Records excerpted from a collection
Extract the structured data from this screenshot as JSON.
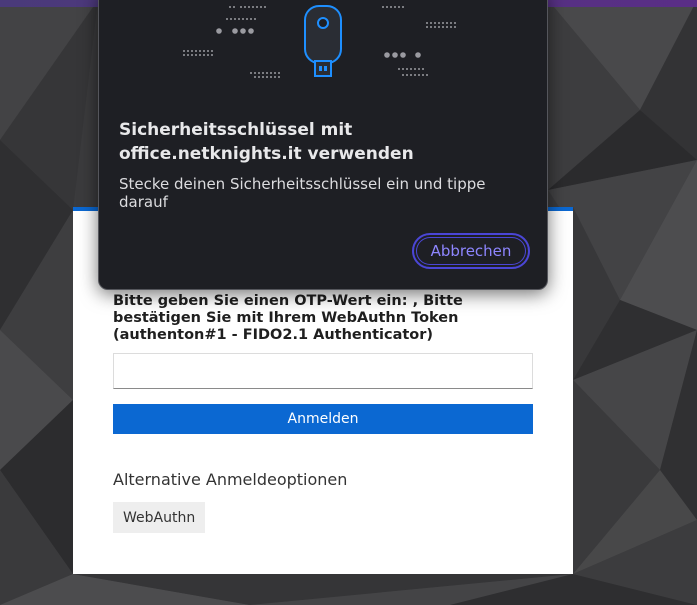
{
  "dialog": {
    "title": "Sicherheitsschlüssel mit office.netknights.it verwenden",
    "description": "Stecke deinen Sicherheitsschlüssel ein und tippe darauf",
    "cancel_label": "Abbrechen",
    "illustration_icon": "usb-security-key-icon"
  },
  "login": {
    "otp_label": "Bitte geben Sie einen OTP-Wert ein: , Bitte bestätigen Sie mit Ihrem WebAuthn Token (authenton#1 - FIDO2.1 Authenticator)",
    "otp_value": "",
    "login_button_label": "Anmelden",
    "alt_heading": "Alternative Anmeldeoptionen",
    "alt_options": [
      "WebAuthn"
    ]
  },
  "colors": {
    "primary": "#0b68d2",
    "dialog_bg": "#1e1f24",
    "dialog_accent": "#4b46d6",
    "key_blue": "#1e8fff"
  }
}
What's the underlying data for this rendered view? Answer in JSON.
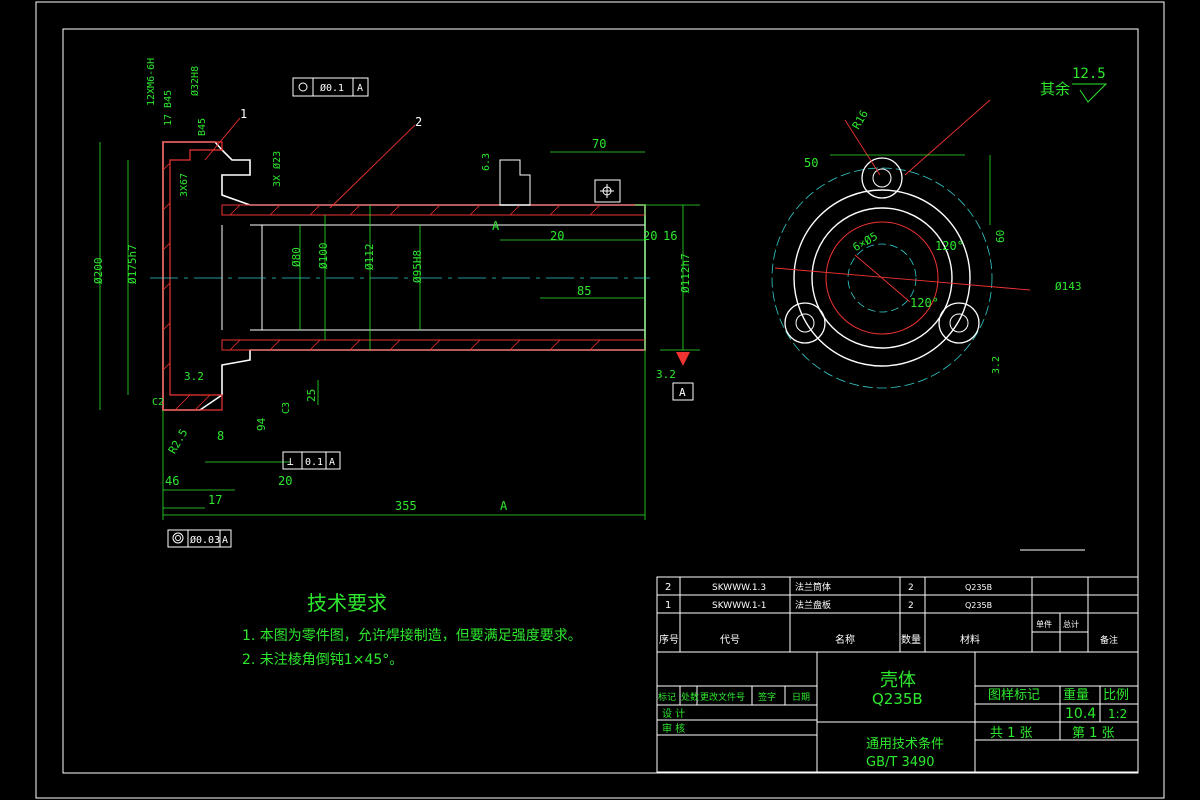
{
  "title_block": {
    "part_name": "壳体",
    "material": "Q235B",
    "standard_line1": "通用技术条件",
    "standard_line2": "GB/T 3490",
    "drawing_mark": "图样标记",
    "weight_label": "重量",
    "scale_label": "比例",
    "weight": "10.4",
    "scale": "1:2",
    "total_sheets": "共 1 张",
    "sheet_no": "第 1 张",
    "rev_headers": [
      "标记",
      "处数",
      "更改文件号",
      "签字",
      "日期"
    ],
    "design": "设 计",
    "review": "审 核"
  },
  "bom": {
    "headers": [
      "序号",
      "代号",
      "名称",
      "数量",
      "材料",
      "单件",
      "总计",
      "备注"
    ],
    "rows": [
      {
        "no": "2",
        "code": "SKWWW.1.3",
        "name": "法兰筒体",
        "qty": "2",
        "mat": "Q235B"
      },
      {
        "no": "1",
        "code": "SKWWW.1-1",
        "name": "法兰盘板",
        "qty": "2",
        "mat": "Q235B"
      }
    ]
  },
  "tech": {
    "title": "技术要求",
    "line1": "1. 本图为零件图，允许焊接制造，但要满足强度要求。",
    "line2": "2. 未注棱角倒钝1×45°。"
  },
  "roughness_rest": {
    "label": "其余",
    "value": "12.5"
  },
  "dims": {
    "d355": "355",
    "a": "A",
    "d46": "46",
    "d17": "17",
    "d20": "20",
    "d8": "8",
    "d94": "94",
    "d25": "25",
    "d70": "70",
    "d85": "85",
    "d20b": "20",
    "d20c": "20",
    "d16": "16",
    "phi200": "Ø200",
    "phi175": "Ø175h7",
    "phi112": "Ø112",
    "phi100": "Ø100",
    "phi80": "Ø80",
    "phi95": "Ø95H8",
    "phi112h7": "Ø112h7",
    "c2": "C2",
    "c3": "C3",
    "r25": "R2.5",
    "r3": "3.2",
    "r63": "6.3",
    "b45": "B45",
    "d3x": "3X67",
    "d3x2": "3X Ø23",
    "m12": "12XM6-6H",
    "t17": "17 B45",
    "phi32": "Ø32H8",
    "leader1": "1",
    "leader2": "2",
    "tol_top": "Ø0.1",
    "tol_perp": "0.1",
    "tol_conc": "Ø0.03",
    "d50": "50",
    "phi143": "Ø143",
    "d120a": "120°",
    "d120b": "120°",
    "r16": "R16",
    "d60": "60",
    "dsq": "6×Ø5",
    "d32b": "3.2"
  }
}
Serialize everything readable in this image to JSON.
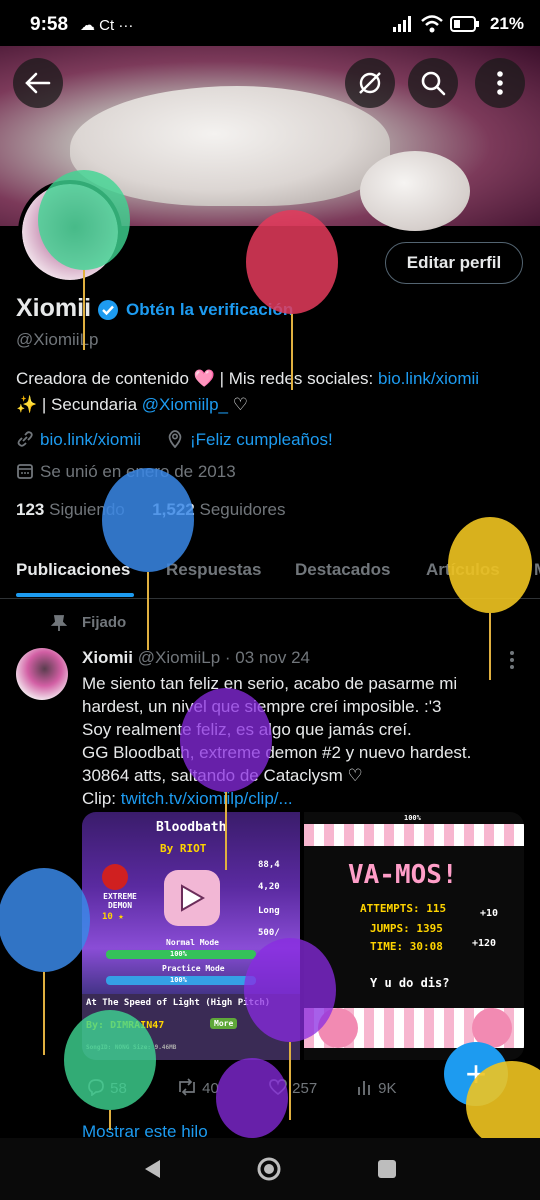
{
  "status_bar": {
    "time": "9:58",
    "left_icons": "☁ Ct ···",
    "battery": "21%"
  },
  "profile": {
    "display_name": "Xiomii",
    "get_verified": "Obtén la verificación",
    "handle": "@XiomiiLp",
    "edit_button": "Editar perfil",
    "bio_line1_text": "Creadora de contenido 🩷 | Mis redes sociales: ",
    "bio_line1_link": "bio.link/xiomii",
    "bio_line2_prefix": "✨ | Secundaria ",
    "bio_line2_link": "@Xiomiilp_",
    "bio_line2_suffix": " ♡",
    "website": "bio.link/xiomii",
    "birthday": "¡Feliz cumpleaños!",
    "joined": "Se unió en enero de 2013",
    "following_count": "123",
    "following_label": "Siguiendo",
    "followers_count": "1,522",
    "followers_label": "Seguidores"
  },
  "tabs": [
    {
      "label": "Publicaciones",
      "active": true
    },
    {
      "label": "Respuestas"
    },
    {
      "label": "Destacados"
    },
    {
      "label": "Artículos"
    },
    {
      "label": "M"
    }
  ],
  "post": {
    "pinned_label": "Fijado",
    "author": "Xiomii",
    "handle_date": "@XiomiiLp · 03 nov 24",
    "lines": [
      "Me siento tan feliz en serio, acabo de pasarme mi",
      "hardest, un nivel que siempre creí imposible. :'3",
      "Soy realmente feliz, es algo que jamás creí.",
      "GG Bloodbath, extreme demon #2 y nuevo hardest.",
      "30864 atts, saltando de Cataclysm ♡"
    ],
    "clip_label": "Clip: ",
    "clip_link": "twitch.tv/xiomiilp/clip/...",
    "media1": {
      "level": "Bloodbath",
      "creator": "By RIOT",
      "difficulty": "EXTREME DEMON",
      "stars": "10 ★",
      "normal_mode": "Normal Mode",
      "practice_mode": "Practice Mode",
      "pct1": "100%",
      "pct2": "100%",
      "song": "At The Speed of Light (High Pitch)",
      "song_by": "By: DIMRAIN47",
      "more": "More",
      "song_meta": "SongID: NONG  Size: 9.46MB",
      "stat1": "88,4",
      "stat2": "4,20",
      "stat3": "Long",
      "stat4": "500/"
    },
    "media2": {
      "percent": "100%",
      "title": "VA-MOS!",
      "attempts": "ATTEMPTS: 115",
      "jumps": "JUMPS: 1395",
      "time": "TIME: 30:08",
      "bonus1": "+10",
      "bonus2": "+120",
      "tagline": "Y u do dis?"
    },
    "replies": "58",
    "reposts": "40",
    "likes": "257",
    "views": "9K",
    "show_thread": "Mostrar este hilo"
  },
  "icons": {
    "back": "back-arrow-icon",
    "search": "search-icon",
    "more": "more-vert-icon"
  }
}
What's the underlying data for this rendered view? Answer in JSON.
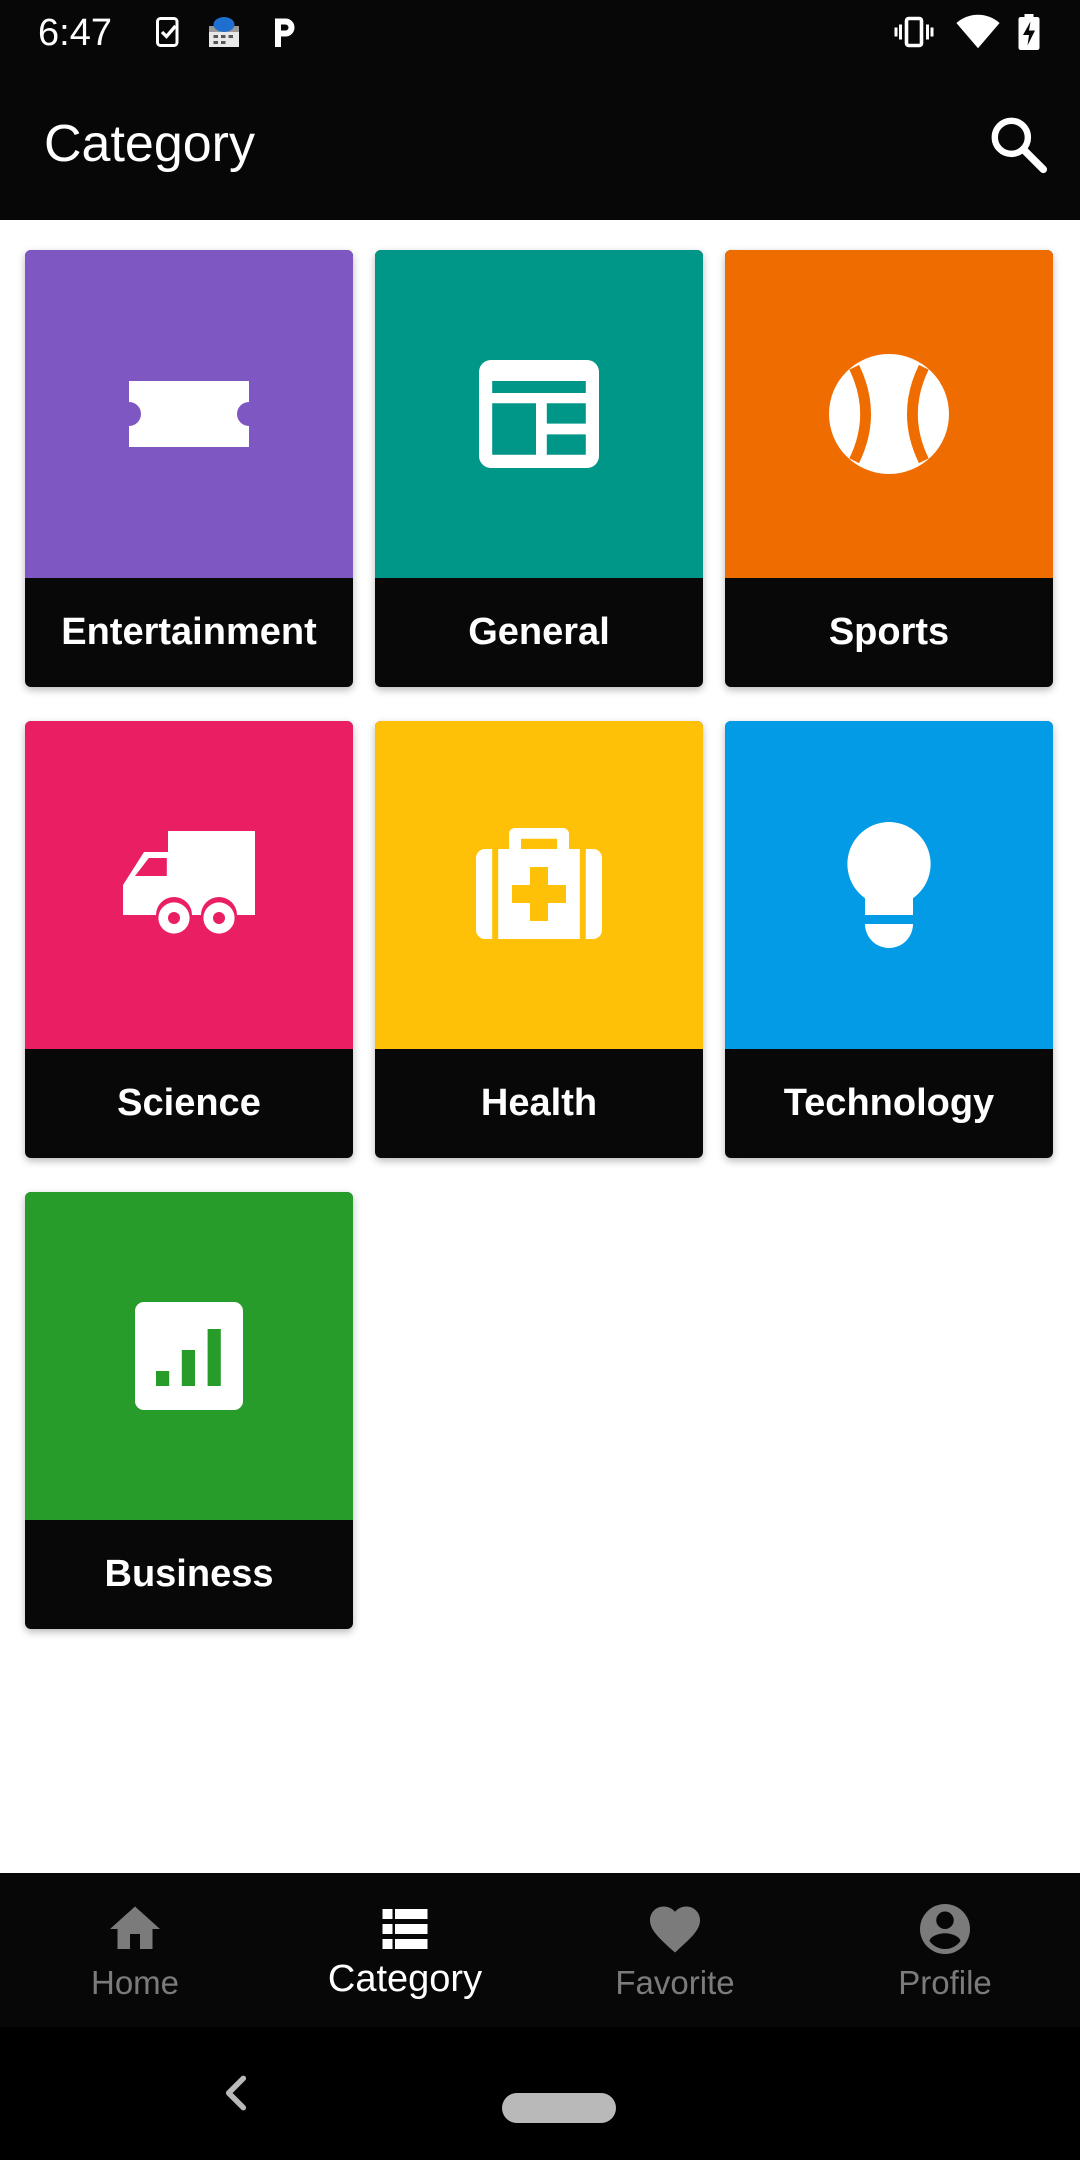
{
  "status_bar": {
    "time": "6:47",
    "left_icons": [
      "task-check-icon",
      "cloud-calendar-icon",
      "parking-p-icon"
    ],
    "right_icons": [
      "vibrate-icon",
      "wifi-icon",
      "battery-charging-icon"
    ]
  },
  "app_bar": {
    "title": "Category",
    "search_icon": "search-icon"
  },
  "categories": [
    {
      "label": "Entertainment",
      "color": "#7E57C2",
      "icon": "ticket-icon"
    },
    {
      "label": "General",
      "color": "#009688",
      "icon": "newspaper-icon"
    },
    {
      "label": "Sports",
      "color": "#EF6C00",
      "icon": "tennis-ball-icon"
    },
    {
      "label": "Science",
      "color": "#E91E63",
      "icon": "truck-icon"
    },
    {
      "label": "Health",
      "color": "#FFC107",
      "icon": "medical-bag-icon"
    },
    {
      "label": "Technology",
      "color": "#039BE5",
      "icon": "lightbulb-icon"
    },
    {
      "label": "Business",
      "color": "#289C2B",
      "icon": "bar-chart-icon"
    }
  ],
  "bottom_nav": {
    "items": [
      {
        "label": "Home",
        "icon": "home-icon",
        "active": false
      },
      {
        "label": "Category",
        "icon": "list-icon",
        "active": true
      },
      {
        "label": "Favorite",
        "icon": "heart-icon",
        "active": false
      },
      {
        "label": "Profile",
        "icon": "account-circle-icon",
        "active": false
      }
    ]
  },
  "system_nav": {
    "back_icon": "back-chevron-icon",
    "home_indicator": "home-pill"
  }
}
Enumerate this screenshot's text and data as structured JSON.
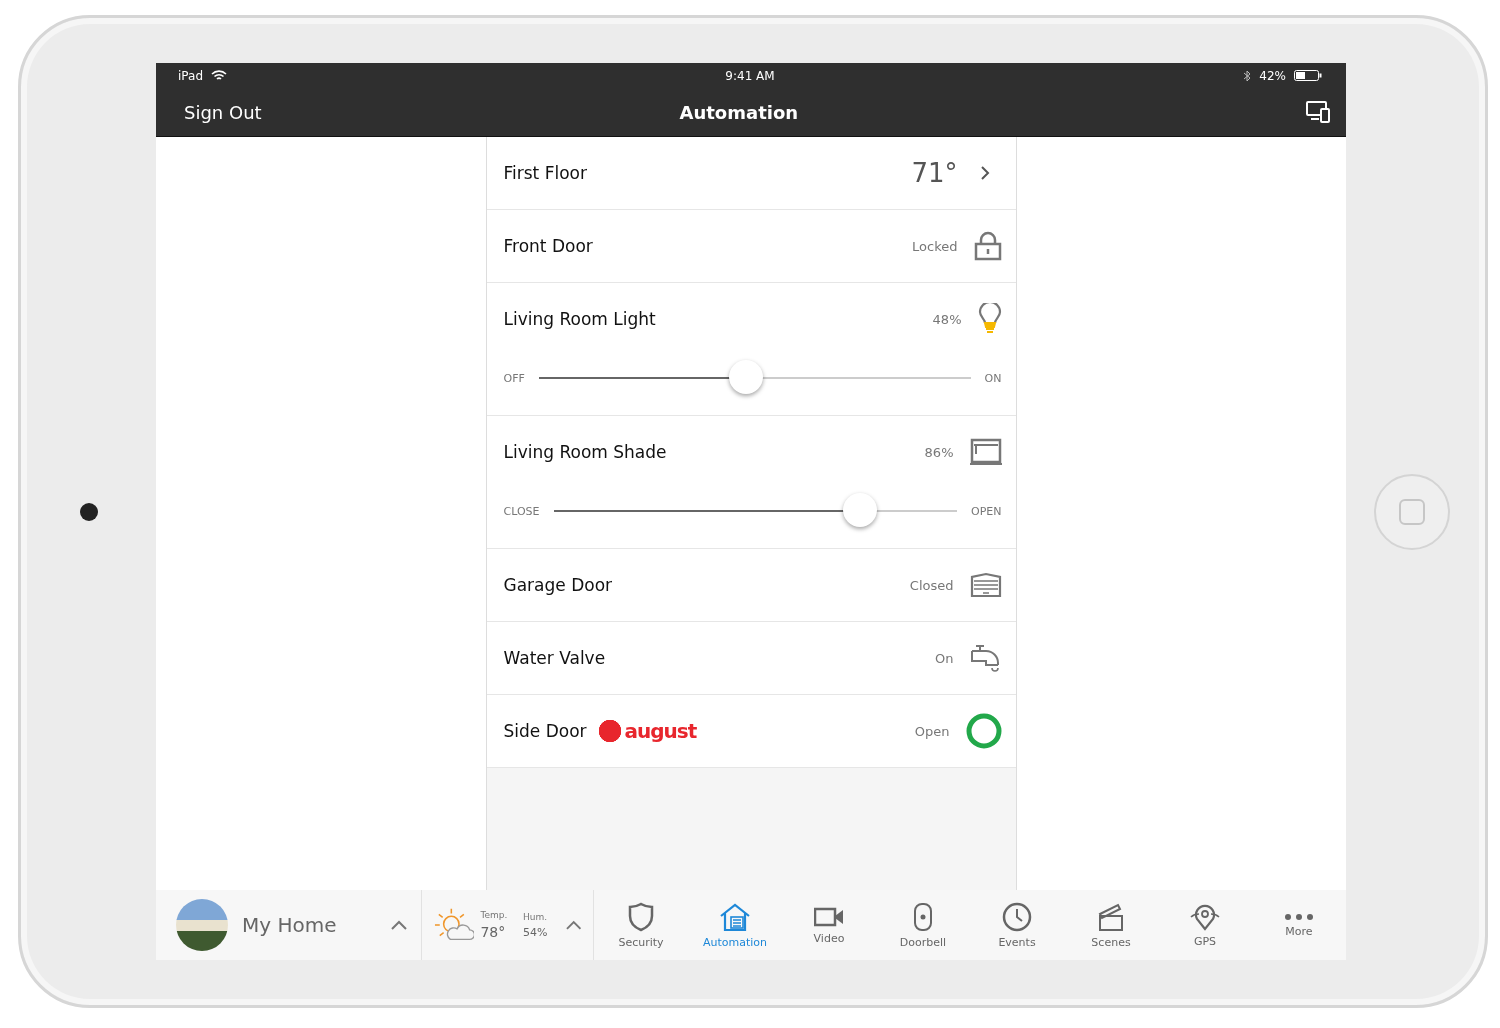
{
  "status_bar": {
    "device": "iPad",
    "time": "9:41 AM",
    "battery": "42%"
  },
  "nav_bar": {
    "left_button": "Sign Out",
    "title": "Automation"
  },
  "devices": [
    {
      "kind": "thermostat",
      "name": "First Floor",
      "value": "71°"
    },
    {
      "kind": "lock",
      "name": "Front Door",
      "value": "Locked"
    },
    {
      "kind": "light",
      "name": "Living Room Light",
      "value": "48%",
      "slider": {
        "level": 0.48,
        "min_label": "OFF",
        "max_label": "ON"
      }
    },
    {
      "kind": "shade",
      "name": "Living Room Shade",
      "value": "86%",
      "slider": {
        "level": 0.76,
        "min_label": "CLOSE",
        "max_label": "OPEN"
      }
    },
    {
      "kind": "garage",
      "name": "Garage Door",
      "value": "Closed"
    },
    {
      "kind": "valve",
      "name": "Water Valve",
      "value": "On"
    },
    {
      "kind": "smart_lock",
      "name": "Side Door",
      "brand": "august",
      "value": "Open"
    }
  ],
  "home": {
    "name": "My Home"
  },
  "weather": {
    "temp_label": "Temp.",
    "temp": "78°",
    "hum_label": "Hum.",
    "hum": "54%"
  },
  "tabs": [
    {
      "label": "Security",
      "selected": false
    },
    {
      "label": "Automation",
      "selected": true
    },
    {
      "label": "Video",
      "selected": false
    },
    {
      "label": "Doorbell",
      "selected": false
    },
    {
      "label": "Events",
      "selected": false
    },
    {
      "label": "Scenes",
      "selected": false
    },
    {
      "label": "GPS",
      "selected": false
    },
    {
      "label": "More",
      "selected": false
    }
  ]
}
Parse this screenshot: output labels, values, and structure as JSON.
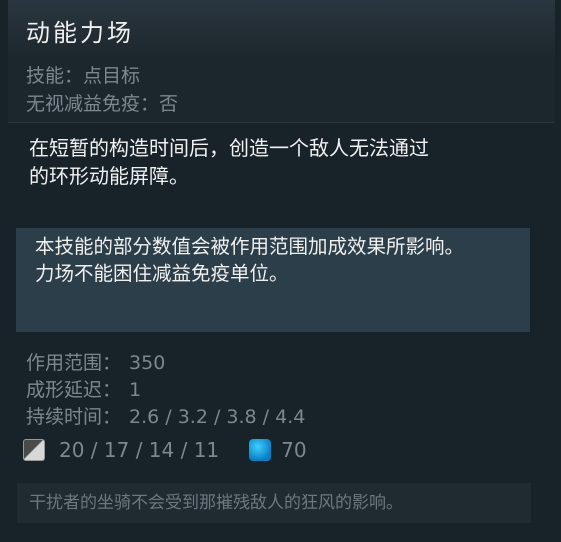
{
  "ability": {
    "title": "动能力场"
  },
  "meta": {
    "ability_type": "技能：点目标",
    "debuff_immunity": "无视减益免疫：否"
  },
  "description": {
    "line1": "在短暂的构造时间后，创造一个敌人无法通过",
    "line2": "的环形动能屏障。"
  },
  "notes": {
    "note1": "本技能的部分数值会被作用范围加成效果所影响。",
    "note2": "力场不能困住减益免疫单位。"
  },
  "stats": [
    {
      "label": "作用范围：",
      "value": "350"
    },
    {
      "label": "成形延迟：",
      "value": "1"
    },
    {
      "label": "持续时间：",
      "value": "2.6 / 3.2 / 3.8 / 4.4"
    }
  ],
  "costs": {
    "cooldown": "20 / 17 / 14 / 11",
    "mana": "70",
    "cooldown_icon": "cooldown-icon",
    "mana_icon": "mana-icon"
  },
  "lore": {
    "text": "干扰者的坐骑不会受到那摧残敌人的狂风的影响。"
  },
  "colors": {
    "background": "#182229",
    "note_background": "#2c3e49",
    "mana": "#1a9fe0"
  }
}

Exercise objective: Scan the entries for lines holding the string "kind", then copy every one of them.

Response for this exercise:
      "kind": "thermostat",
      "kind": "lock",
      "kind": "light",
      "kind": "shade",
      "kind": "garage",
      "kind": "valve",
      "kind": "smart_lock",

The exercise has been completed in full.